→ **DATA UNDER STUDY**:
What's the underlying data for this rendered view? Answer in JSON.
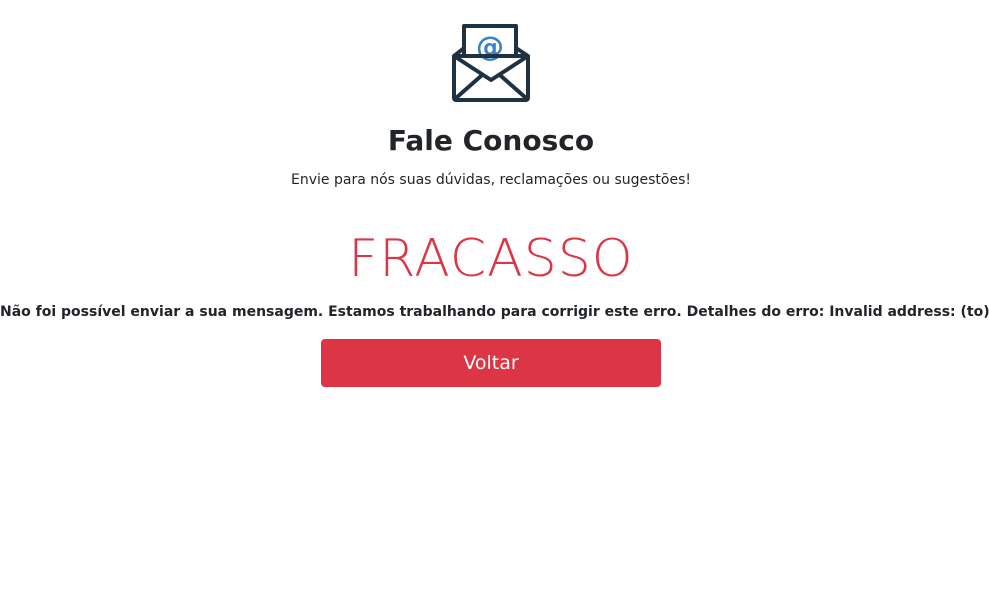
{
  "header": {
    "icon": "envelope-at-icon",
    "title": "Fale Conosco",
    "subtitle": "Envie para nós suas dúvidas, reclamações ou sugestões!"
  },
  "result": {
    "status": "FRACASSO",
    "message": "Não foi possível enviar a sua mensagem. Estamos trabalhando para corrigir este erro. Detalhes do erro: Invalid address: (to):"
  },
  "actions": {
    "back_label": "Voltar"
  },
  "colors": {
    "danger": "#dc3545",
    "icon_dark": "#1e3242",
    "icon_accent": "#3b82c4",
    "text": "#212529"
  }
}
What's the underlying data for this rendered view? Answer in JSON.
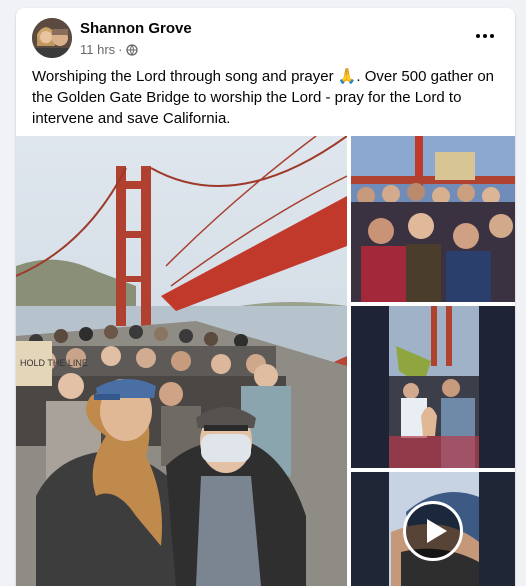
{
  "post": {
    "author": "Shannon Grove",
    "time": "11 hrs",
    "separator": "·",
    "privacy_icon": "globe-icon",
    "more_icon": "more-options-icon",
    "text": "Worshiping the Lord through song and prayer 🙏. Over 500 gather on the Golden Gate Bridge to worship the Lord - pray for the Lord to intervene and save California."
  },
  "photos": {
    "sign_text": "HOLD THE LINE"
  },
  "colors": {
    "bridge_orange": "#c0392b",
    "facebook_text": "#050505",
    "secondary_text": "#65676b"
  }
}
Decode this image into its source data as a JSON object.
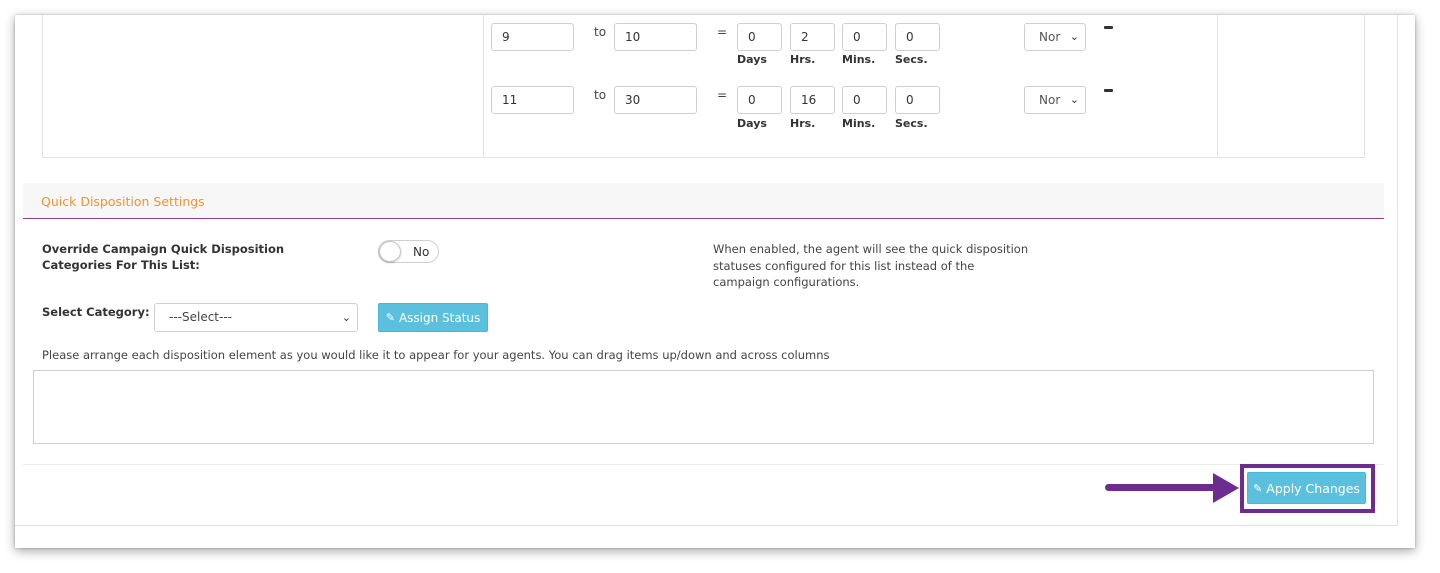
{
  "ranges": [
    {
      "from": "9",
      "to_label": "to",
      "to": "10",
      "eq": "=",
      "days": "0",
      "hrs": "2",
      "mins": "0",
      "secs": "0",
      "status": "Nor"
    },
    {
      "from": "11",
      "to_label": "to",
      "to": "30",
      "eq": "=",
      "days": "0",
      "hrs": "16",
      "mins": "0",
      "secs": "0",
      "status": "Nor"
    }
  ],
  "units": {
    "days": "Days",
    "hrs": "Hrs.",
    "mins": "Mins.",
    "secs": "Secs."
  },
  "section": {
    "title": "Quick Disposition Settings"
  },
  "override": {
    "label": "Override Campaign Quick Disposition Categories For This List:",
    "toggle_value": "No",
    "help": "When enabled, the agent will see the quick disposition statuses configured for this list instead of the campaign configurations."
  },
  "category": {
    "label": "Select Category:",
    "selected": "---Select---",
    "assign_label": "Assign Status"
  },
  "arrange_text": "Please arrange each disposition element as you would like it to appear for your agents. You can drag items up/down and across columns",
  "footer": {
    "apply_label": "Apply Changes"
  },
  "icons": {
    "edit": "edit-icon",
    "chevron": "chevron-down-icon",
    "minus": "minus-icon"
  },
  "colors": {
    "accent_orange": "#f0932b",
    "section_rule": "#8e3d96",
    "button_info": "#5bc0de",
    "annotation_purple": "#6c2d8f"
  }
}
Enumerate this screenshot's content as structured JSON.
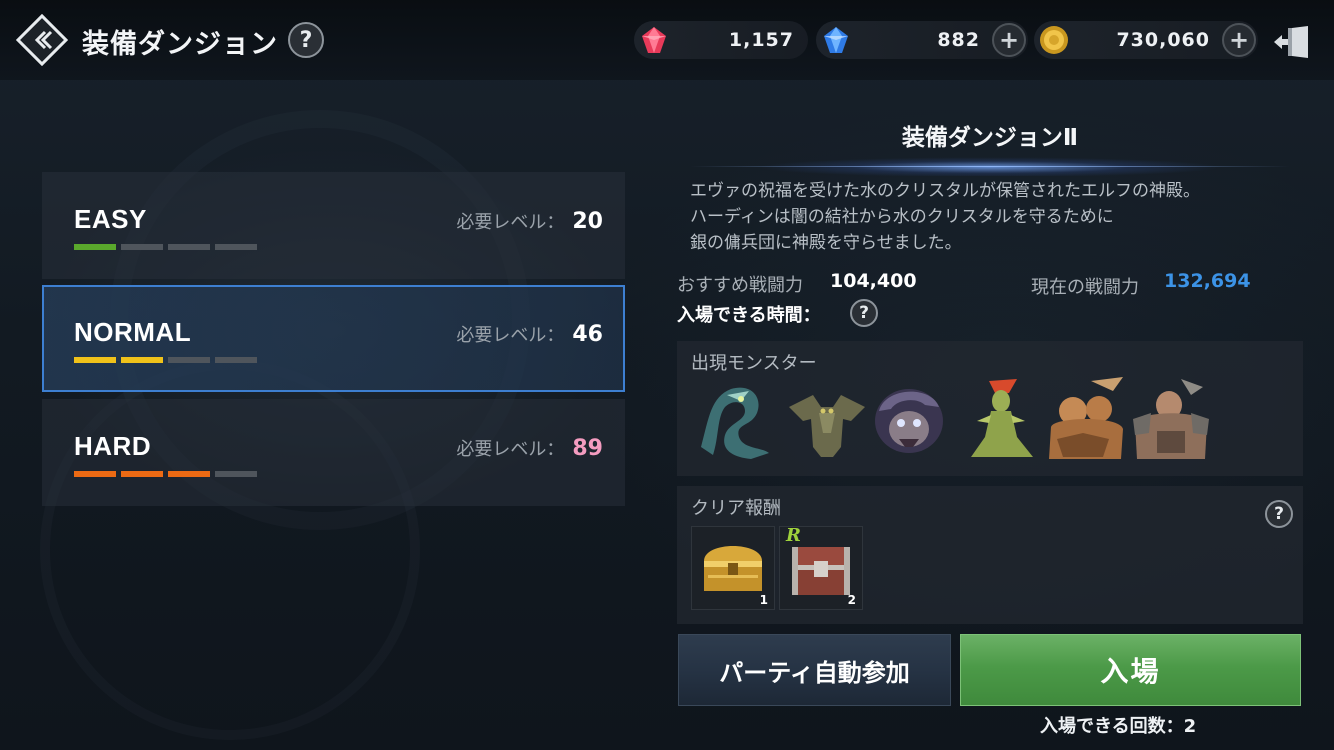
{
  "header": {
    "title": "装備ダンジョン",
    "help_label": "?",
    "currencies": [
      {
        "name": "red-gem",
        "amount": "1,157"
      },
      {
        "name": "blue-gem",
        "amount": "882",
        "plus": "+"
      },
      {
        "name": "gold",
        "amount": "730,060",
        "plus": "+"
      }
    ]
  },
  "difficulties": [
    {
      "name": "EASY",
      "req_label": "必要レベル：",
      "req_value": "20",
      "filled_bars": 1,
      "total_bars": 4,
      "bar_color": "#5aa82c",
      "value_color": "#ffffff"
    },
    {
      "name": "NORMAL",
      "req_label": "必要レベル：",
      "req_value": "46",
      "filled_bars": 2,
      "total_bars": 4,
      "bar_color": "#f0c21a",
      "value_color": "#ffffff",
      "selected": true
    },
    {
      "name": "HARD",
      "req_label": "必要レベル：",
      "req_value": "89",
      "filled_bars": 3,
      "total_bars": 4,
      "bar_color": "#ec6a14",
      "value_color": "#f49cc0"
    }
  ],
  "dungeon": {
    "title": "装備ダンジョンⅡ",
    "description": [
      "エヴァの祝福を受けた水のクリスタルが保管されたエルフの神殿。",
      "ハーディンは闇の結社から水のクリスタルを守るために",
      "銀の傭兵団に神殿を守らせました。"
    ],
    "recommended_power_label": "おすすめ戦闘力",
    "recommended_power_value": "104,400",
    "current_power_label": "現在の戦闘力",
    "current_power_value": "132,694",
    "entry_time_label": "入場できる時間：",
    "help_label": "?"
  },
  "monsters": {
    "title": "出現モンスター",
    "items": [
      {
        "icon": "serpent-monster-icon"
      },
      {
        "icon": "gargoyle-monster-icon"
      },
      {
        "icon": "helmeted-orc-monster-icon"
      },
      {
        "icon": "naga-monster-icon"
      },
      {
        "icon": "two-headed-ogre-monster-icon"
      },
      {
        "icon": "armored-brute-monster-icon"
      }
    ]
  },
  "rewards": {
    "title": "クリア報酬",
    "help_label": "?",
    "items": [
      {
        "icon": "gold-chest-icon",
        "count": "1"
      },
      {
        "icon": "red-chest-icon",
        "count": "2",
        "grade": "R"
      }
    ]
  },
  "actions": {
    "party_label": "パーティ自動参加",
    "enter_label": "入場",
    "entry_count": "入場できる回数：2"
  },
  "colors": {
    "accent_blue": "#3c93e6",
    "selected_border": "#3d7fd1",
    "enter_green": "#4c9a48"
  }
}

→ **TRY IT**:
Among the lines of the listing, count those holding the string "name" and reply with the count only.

→ **TASK OUTPUT**:
6